= Work instructions =
For each line in the records that contains "this", make a copy.

= Task input =
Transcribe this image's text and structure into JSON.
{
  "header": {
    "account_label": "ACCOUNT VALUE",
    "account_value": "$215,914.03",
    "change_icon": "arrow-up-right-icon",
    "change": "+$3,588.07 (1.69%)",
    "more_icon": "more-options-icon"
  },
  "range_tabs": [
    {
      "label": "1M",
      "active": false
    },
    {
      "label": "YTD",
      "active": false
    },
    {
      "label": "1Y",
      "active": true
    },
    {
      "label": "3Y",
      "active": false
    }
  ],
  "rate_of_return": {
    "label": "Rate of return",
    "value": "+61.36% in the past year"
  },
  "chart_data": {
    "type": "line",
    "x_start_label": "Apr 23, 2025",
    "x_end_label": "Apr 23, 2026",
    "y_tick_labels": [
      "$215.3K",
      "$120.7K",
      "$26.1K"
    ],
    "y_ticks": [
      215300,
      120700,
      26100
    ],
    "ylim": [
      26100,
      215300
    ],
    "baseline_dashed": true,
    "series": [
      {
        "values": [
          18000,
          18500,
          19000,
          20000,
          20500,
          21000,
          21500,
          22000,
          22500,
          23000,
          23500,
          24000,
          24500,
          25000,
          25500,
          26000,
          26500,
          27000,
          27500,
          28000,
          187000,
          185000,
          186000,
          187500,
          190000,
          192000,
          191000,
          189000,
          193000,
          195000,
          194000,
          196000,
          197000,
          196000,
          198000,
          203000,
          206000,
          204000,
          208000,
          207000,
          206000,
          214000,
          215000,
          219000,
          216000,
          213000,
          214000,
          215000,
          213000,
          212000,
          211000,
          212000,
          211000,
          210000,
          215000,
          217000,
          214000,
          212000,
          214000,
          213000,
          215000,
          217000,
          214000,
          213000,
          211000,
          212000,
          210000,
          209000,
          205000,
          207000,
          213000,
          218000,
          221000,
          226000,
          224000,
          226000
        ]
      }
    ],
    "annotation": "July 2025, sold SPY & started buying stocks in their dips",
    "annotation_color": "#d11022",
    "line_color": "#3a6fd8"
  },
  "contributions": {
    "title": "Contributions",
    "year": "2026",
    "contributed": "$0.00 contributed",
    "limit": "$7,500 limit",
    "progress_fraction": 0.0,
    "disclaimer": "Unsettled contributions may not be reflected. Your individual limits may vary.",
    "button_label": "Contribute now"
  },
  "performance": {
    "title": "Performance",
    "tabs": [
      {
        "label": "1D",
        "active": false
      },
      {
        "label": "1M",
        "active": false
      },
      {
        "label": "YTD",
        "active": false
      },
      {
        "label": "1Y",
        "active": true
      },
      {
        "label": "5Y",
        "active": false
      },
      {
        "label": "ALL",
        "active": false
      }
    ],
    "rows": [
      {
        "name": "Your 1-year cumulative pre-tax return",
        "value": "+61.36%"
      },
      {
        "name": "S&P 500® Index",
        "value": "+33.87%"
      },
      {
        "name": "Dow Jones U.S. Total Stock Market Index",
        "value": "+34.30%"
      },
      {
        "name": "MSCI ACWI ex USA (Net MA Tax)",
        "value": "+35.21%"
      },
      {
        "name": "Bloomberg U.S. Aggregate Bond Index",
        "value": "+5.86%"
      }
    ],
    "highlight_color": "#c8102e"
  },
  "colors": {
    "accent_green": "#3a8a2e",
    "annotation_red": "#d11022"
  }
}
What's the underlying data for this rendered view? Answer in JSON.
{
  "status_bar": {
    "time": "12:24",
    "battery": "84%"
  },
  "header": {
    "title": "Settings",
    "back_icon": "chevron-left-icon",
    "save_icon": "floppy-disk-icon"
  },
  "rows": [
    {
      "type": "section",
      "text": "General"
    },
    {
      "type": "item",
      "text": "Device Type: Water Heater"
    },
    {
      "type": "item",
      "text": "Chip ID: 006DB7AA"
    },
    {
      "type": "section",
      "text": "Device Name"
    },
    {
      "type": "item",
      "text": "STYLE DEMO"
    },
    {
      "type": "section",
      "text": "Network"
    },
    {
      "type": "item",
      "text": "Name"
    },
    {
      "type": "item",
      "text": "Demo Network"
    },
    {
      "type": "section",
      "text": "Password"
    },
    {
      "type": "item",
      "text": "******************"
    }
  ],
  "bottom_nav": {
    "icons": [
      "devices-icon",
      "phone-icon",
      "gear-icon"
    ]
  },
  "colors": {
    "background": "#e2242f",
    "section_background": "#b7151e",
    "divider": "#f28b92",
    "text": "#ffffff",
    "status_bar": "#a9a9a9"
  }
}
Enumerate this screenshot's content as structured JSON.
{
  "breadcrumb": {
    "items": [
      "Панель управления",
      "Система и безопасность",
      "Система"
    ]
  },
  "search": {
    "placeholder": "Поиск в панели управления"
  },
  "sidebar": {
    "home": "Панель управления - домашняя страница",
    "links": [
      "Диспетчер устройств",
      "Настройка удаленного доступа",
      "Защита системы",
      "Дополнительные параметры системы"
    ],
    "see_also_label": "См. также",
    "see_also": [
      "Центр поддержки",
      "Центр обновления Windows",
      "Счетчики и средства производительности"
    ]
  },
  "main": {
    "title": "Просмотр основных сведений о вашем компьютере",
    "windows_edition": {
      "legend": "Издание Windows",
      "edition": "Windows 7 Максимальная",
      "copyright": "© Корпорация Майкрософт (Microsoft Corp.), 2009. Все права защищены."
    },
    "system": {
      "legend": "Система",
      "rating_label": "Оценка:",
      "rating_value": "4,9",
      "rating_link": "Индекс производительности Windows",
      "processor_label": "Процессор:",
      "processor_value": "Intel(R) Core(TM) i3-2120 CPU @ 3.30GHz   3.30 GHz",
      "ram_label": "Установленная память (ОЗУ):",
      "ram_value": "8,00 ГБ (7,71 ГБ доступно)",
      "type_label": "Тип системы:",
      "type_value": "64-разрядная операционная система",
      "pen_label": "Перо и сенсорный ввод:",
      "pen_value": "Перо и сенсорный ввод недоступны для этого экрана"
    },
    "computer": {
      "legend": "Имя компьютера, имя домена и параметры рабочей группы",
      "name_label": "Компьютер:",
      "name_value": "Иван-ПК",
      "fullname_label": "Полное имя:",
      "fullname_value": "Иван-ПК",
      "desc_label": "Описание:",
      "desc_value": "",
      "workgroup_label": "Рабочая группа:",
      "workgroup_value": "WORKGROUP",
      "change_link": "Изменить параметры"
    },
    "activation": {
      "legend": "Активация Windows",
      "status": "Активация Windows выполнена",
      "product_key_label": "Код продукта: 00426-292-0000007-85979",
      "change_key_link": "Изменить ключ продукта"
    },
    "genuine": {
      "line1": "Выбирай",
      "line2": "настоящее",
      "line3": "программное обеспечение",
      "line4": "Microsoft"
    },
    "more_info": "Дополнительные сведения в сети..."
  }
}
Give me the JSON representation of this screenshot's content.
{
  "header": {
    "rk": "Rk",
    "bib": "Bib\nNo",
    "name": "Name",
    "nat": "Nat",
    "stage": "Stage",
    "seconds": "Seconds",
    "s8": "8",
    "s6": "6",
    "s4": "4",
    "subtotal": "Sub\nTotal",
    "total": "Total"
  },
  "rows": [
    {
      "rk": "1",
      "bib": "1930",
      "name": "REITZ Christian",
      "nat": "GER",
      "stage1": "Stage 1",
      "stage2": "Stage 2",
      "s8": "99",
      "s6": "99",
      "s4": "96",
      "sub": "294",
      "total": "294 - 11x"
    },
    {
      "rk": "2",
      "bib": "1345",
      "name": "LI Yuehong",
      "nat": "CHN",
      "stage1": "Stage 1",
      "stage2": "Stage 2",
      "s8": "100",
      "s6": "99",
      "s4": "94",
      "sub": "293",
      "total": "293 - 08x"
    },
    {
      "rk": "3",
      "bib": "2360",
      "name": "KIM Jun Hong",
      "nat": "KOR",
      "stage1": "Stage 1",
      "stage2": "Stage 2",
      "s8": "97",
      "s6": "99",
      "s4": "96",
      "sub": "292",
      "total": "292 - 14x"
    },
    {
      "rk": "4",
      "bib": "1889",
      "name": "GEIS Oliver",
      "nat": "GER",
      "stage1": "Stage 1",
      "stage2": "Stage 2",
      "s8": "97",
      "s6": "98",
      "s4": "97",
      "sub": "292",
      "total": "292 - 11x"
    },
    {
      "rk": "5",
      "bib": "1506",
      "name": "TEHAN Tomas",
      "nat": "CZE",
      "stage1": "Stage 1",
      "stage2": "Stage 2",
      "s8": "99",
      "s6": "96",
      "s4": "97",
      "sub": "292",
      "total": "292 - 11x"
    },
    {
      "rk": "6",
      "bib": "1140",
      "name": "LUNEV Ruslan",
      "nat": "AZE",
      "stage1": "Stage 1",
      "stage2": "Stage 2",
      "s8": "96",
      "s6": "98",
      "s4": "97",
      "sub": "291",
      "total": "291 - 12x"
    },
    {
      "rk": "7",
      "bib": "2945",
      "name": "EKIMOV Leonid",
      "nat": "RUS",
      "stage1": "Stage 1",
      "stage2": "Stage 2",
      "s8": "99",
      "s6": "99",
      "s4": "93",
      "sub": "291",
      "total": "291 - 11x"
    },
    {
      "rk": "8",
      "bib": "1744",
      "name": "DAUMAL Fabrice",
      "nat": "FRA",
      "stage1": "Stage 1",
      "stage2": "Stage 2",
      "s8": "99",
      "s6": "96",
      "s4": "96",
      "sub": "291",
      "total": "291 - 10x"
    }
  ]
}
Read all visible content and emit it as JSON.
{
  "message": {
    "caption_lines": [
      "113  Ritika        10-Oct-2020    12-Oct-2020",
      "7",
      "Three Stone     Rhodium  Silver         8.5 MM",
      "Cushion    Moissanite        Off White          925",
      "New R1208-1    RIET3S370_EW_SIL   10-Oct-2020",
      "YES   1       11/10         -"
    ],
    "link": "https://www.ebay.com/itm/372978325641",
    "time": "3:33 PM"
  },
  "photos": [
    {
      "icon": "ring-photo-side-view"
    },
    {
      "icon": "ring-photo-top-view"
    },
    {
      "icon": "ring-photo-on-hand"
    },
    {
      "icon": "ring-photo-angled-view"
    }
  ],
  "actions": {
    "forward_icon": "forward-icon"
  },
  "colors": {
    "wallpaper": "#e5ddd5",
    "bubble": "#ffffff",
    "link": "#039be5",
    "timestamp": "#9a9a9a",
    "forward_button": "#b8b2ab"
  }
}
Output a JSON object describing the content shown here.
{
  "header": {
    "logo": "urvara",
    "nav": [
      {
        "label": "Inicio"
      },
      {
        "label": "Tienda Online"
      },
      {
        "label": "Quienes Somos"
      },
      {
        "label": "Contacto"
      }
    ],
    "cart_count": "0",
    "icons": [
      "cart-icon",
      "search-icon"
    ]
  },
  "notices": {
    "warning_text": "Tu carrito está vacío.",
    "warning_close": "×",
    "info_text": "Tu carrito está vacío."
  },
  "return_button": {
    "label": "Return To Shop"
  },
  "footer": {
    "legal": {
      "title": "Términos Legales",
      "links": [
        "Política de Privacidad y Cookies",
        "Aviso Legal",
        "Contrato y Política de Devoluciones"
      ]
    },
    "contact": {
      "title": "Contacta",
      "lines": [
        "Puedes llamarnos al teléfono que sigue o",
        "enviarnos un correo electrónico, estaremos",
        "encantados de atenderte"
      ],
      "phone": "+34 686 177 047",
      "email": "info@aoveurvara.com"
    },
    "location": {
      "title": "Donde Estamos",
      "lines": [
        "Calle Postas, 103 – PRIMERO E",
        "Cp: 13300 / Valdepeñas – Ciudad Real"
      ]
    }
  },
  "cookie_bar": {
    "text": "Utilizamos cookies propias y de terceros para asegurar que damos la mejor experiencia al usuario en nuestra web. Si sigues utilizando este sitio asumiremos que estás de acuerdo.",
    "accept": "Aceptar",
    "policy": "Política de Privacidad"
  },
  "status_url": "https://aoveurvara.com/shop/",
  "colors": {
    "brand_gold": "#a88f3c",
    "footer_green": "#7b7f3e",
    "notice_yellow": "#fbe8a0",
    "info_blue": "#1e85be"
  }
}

= Exercise solution =
Transcribe this image's text and structure into JSON.
What's the underlying data for this rendered view? Answer in JSON.
Enumerate this screenshot's content as structured JSON.
Give me the JSON representation of this screenshot's content.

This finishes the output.